This was passed on to me by a good friend, and I found the analogy so compelling that I decided to share it:
Heidi is the proprietor of a bar in Detroit . She realizes that virtually all of her customers are unemployed alcoholics and, as such, can no longer afford to patronize her bar. To solve this problem, she comes up with new marketing plan that allows her customers to drink now, but pay later.
She keeps track of the drinks consumed on a ledger (thereby granting the customers loans). Word gets around about Heidi's "drink now, pay later" marketing strategy and, as a result, increasing numbers of customers flood into Heidi's bar. Soon she has the largest sales volume for any bar in Detroit. By providing her customers' freedom from immediate payment demands, Heidi gets no resistance when, at regular intervals, she substantially increases her prices for wine and beer, the most consumed beverages.
Consequently, Heidi's gross sales volume increases massively. A young and dynamic vice-president at the local bank recognizes that these customer debts constitute valuable future assets and increases Heidi's borrowing limit. He sees no reason for any undue concern, since he has the debts of the unemployed alcoholics as collateral.
At the bank's corporate headquarters, expert traders proceed to transform these customer loans into DRINKBONDS, ALKIBONDS and PUKEBONDS. These securities are then bundled and traded on international securities markets. Naive investors don't really understand that the securities being sold to them as AAA secured bonds are really the debts of unemployed alcoholics. But underwriting insurers have guaranteed them and so they must be as good as gold, having been rated “AAA”.

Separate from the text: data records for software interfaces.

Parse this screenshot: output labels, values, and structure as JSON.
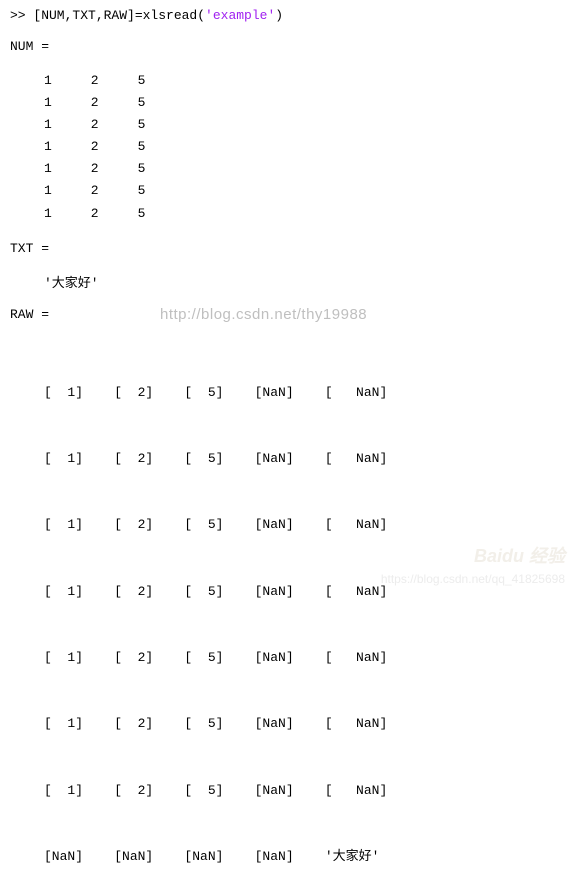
{
  "command": {
    "prompt": ">> ",
    "lhs": "[NUM,TXT,RAW]=",
    "func": "xlsread",
    "open": "(",
    "arg": "'example'",
    "close": ")"
  },
  "num": {
    "label": "NUM =",
    "rows": [
      "1     2     5",
      "1     2     5",
      "1     2     5",
      "1     2     5",
      "1     2     5",
      "1     2     5",
      "1     2     5"
    ]
  },
  "txt": {
    "label": "TXT =",
    "value": "'大家好'"
  },
  "raw": {
    "label": "RAW =",
    "rows": [
      "[  1]    [  2]    [  5]    [NaN]    [   NaN]",
      "[  1]    [  2]    [  5]    [NaN]    [   NaN]",
      "[  1]    [  2]    [  5]    [NaN]    [   NaN]",
      "[  1]    [  2]    [  5]    [NaN]    [   NaN]",
      "[  1]    [  2]    [  5]    [NaN]    [   NaN]",
      "[  1]    [  2]    [  5]    [NaN]    [   NaN]",
      "[  1]    [  2]    [  5]    [NaN]    [   NaN]",
      "[NaN]    [NaN]    [NaN]    [NaN]    '大家好'"
    ]
  },
  "watermarks": {
    "center": "http://blog.csdn.net/thy19988",
    "baidu": "Baidu 经验",
    "csdn": "https://blog.csdn.net/qq_41825698"
  }
}
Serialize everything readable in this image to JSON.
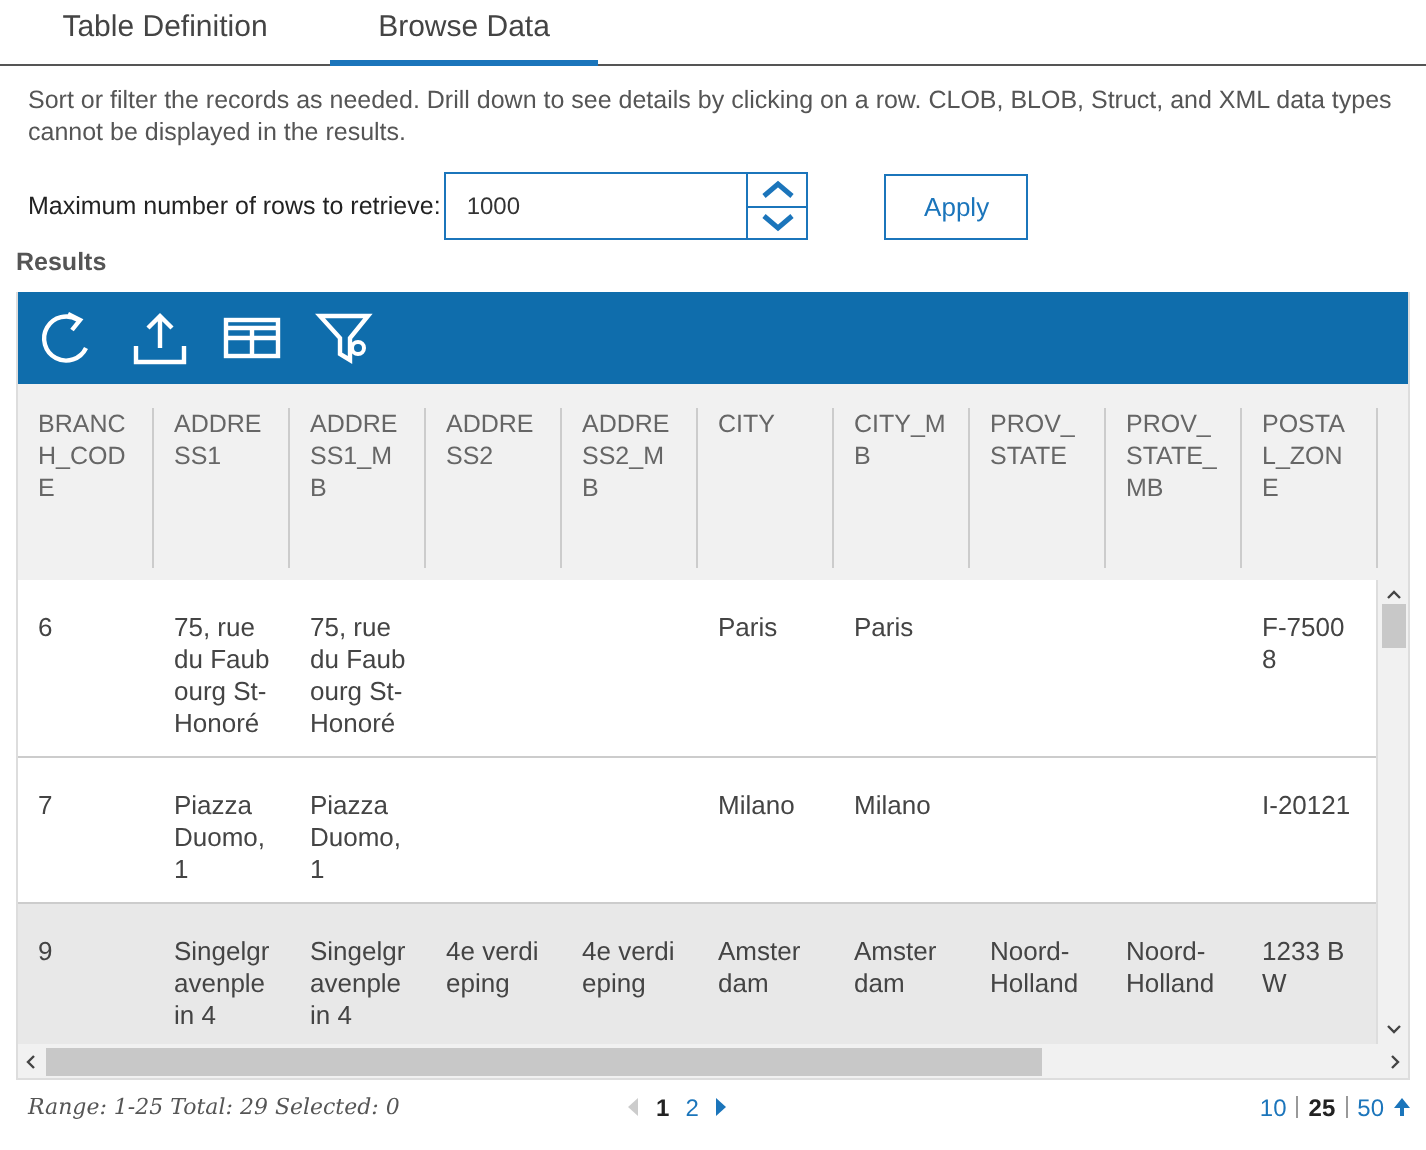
{
  "tabs": [
    {
      "label": "Table Definition",
      "selected": false
    },
    {
      "label": "Browse Data",
      "selected": true
    }
  ],
  "description": "Sort or filter the records as needed. Drill down to see details by clicking on a row. CLOB, BLOB, Struct, and XML data types cannot be displayed in the results.",
  "max_rows": {
    "label": "Maximum number of rows to retrieve:",
    "value": "1000"
  },
  "apply_button": "Apply",
  "results_title": "Results",
  "table": {
    "columns": [
      "BRANCH_CODE",
      "ADDRESS1",
      "ADDRESS1_MB",
      "ADDRESS2",
      "ADDRESS2_MB",
      "CITY",
      "CITY_MB",
      "PROV_STATE",
      "PROV_STATE_MB",
      "POSTAL_ZONE"
    ],
    "rows": [
      {
        "highlighted": false,
        "cells": [
          "6",
          "75, rue du Faubourg St-Honoré",
          "75, rue du Faubourg St-Honoré",
          "",
          "",
          "Paris",
          "Paris",
          "",
          "",
          "F-75008"
        ]
      },
      {
        "highlighted": false,
        "cells": [
          "7",
          "Piazza Duomo, 1",
          "Piazza Duomo, 1",
          "",
          "",
          "Milano",
          "Milano",
          "",
          "",
          "I-20121"
        ]
      },
      {
        "highlighted": true,
        "cells": [
          "9",
          "Singelgravenplein 4",
          "Singelgravenplein 4",
          "4e verdieping",
          "4e verdieping",
          "Amsterdam",
          "Amsterdam",
          "Noord-Holland",
          "Noord-Holland",
          "1233 BW"
        ]
      }
    ]
  },
  "footer": {
    "summary": "Range: 1-25 Total: 29 Selected: 0",
    "pages": [
      {
        "label": "1",
        "selected": true
      },
      {
        "label": "2",
        "selected": false
      }
    ],
    "page_sizes": [
      {
        "label": "10",
        "selected": false
      },
      {
        "label": "25",
        "selected": true
      },
      {
        "label": "50",
        "selected": false
      }
    ]
  }
}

The bond prices continuously climb, and the securities soon become the hottest-selling items for some of the nation's leading brokerage houses. One day, even though the bond prices are still rising, a risk manager at the original local bank decides that the time has come to demand payment on the debts incurred by the drinkers at Heidi's bar. He so informs Heidi.
Heidi then demands payment from her alcoholic patrons, but being unemployed alcoholics they cannot pay back their drinking debts. Since Heidi cannot fulfill her loan obligations, she is forced into bankruptcy. The bar closes and the eleven employees lose their jobs.
Overnight, DRINKBONDS, ALKIBONDS and PUKEBONDS drop in price by 90%. The collapsed bond asset value destroys the bank's liquidity and prevents it from issuing new loans, thus freezing credit and economic activity in the community.
The suppliers of Heidi's bar had granted her generous payment extensions and had invested their firms' pension funds in the various BOND securities. They find they are now faced with having to write off her bad debt and with losing over 90% of the presumed value of the bonds.
Her wine supplier also claims bankruptcy, closing the doors on a family business that had endured for three generations, her beer supplier is taken over by a competitor, who immediately closes the local plant and lays off 150 workers.
Fortunately though, the bank, the brokerage houses and their respective executives are saved and bailed out by a multi-billion dollar no-strings attached cash infusion from the Government. The funds required for this bailout are obtained by new taxes levied on employed, middle-class, non-drinkers.
Now, do you understand? There is no such thing as a free drink, or a free lunch. Look at the European Union, pumping in $1 Trillion of fiat printed Euros in order to save Greece, and understand that the United States isn’t that far behind.
In 2009, the FDIC closed 140 banks – a rate of 11.66 banks per month. As of the end of May 2010, the FDIC has already closed 74 more banks – an increase to a 14.8 bank closure per month rate. And that, friends, is not some analogy. It’s FACT.
Are there too many Heidi’s Bars – or just too many really dumb bankers? Or perhaps – the Government is simply run by a cadre of unemployed alcoholics?